#### Goal of the exercise:
Below are the records. Gather each line that holds "opens".

[Interface dataset entries]
################

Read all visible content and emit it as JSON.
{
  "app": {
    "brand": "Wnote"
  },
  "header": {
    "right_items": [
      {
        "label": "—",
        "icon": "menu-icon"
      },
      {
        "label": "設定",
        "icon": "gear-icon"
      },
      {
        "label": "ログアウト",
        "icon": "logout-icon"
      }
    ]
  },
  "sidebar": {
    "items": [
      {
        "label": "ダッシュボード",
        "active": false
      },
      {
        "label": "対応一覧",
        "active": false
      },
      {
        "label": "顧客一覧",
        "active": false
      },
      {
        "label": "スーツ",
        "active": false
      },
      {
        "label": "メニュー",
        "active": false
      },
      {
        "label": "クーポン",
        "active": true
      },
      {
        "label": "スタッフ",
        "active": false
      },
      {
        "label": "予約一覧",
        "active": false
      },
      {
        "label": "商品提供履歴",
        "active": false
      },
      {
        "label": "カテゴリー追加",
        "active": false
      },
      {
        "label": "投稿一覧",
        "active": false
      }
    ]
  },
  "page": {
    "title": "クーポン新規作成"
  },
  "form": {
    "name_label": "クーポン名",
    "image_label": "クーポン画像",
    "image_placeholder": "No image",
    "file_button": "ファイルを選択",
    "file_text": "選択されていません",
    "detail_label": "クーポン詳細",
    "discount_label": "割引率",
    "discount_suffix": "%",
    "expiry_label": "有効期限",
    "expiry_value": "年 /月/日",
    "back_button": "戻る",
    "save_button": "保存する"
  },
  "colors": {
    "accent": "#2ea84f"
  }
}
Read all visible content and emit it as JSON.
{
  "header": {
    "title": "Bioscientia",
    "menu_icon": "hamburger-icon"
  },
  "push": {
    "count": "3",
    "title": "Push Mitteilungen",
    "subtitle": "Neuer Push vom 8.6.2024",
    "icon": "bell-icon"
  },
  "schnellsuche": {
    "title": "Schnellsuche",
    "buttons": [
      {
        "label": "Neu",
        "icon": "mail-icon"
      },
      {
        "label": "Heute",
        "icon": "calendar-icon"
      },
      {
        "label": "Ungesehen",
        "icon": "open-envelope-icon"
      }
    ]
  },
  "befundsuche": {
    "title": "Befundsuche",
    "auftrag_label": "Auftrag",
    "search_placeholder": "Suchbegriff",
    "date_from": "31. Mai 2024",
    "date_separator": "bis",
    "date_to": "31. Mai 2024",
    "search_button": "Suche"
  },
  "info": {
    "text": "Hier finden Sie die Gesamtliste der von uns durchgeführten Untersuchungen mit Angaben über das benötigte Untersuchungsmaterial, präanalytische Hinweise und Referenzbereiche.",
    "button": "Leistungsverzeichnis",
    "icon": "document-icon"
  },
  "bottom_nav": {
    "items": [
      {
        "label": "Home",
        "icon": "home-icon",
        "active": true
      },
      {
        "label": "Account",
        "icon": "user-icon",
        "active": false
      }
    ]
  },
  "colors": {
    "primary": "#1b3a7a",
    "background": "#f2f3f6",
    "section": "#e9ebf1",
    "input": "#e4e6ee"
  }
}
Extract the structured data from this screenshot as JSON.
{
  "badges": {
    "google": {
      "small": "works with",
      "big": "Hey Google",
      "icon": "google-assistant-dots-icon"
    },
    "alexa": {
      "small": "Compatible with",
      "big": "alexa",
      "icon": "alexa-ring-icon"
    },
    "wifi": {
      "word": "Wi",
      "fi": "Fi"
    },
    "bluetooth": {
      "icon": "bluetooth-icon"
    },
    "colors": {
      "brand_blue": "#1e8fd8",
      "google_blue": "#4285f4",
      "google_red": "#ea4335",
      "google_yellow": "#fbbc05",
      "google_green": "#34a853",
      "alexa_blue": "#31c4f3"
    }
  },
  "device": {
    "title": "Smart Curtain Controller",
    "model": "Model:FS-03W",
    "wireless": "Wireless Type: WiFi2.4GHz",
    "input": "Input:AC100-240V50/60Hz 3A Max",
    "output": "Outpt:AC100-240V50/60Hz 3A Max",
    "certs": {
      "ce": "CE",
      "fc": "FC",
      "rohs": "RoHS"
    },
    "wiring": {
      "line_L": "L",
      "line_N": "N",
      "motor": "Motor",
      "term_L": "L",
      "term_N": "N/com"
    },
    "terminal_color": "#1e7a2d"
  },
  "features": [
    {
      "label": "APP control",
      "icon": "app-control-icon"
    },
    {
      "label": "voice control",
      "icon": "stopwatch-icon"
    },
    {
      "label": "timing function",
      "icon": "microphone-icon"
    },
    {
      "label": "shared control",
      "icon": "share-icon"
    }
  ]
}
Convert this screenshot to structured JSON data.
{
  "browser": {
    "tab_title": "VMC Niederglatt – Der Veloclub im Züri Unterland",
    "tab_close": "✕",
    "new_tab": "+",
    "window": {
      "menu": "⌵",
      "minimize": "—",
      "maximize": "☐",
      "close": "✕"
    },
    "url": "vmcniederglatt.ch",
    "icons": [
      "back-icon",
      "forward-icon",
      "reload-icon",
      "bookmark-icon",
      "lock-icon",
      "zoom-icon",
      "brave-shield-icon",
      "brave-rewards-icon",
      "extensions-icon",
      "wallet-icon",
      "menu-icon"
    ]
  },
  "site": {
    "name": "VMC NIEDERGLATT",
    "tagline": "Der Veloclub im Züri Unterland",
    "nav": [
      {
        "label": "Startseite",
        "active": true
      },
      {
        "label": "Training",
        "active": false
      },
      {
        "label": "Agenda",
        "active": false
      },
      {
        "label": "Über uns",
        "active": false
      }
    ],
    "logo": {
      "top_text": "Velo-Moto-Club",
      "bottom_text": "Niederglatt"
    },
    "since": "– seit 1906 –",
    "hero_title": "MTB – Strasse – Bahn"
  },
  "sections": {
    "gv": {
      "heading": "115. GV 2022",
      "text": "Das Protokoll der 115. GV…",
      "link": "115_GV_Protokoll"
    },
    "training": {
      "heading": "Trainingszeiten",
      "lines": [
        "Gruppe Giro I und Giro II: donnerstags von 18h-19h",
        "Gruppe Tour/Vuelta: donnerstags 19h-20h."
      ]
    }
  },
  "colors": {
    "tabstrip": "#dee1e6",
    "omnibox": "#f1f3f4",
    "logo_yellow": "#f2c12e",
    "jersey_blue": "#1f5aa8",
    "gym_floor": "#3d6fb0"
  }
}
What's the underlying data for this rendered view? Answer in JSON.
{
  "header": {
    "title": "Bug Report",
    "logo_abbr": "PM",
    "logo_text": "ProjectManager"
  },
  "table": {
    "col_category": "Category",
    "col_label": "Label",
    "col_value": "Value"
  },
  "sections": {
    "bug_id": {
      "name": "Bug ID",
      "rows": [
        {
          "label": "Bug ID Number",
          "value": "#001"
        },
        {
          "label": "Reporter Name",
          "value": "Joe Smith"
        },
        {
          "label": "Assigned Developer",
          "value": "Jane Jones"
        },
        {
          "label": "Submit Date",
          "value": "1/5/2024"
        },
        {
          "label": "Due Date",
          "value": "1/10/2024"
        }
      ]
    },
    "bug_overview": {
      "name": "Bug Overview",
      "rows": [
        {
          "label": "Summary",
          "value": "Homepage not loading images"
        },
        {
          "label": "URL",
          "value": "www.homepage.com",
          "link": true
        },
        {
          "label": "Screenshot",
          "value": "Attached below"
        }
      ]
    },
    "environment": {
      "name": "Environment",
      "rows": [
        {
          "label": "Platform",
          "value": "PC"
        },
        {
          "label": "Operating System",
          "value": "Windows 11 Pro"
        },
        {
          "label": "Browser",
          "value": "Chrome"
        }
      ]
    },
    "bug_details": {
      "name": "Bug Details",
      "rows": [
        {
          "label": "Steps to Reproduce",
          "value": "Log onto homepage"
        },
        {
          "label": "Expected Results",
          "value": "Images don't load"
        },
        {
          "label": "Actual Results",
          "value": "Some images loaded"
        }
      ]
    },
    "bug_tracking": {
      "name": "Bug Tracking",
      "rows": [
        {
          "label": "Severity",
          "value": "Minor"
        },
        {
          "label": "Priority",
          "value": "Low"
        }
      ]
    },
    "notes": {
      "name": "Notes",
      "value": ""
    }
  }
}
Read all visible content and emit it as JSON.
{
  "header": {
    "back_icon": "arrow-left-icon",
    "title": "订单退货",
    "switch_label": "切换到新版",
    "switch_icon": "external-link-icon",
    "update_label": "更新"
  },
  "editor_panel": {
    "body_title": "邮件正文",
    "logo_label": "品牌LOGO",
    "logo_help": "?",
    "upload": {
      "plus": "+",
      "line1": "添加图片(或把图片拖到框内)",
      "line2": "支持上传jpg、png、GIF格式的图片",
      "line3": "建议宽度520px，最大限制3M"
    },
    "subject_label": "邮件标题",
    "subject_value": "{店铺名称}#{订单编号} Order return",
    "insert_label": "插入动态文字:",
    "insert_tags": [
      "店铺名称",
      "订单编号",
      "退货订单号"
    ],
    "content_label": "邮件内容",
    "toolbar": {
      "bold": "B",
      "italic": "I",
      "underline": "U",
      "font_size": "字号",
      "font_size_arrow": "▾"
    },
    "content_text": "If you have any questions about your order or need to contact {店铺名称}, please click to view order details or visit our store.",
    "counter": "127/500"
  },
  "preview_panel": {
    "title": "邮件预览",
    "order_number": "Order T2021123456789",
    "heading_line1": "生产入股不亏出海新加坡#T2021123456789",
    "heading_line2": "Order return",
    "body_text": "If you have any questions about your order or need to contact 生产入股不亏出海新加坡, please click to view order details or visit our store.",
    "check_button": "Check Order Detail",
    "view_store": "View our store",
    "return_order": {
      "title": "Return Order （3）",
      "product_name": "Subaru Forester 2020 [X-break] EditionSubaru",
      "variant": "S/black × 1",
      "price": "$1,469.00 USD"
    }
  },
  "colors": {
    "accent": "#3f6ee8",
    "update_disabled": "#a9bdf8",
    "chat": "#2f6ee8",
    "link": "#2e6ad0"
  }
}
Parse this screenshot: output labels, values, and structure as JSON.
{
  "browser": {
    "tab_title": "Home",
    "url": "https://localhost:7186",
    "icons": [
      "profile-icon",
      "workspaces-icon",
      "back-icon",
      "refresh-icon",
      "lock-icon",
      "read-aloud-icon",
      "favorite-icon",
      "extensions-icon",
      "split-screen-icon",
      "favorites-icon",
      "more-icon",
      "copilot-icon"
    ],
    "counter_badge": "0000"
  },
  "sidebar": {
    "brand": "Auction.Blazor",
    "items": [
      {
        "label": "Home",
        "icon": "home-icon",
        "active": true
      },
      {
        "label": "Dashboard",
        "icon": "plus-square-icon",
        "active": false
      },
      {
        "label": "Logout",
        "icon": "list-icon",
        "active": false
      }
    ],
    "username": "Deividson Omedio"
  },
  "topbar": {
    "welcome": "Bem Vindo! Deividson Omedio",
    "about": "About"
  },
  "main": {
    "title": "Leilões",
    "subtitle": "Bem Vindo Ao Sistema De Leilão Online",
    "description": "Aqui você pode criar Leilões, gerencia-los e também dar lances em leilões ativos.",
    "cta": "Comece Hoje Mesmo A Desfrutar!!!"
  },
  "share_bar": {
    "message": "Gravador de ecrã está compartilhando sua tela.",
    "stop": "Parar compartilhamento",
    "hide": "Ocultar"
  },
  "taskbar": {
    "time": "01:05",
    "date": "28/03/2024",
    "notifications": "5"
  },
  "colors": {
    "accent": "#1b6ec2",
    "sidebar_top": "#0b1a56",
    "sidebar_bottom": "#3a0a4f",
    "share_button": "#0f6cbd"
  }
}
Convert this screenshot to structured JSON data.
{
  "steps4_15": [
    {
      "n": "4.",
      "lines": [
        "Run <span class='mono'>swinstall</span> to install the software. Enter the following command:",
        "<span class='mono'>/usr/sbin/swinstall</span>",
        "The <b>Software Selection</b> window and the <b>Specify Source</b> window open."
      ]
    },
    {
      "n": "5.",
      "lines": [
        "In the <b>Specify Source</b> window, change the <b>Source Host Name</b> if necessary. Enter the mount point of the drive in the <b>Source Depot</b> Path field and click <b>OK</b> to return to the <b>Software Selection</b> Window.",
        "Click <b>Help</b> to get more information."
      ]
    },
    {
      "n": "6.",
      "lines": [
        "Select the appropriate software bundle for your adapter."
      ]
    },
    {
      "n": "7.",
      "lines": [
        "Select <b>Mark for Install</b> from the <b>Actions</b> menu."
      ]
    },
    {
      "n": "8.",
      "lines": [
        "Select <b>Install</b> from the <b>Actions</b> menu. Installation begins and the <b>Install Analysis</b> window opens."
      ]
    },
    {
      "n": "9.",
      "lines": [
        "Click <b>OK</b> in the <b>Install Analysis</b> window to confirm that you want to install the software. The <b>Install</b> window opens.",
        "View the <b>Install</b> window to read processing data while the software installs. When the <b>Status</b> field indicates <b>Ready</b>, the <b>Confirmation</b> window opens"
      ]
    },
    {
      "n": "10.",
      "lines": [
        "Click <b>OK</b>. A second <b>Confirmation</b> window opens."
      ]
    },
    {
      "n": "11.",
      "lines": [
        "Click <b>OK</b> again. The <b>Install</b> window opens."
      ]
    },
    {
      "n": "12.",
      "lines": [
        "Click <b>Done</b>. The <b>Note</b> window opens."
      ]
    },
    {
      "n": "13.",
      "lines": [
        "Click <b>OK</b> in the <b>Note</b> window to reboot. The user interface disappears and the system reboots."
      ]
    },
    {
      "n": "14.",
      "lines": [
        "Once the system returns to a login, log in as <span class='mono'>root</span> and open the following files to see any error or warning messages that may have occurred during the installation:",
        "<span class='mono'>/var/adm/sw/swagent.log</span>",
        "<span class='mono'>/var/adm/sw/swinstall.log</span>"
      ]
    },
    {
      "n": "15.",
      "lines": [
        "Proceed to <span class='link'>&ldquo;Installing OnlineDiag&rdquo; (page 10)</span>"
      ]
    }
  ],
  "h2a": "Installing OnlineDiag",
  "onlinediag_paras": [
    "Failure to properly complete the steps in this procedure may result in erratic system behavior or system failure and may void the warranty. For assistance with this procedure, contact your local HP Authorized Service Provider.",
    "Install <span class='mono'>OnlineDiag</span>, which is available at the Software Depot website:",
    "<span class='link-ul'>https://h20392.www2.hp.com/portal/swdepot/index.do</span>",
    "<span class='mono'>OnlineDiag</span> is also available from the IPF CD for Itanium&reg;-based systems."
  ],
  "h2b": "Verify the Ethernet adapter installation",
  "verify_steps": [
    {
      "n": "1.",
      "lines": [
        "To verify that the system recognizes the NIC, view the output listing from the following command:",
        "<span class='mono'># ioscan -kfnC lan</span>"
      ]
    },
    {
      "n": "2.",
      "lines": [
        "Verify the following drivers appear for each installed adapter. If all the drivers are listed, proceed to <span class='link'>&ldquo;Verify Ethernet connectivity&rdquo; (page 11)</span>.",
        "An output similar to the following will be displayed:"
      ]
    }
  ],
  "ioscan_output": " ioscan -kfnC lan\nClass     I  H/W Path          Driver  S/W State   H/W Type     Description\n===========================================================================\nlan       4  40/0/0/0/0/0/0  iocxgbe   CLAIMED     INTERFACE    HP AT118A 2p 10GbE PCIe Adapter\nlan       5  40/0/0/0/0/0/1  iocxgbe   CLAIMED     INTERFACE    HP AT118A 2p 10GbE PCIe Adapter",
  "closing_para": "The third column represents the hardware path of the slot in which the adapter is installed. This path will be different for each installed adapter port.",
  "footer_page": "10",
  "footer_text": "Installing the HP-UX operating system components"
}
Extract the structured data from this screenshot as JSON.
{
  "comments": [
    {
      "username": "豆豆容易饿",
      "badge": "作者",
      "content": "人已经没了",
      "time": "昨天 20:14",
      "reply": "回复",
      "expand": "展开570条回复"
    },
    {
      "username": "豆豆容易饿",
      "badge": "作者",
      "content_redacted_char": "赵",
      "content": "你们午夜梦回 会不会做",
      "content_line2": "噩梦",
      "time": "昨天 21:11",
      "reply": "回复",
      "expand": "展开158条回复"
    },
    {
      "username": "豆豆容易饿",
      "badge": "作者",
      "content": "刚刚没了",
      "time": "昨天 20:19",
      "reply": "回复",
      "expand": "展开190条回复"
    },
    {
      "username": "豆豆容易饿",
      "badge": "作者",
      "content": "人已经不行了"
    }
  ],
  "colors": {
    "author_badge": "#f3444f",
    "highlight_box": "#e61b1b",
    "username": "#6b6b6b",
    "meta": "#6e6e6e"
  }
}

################

#### Problem solution:
        "Select <b>Install</b> from the <b>Actions</b> menu. Installation begins and the <b>Install Analysis</b> window opens."
        "Click <b>OK</b> in the <b>Install Analysis</b> window to confirm that you want to install the software. The <b>Install</b> window opens.",
        "View the <b>Install</b> window to read processing data while the software installs. When the <b>Status</b> field indicates <b>Ready</b>, the <b>Confirmation</b> window opens"
        "Click <b>OK</b>. A second <b>Confirmation</b> window opens."
        "Click <b>OK</b> again. The <b>Install</b> window opens."
        "Click <b>Done</b>. The <b>Note</b> window opens."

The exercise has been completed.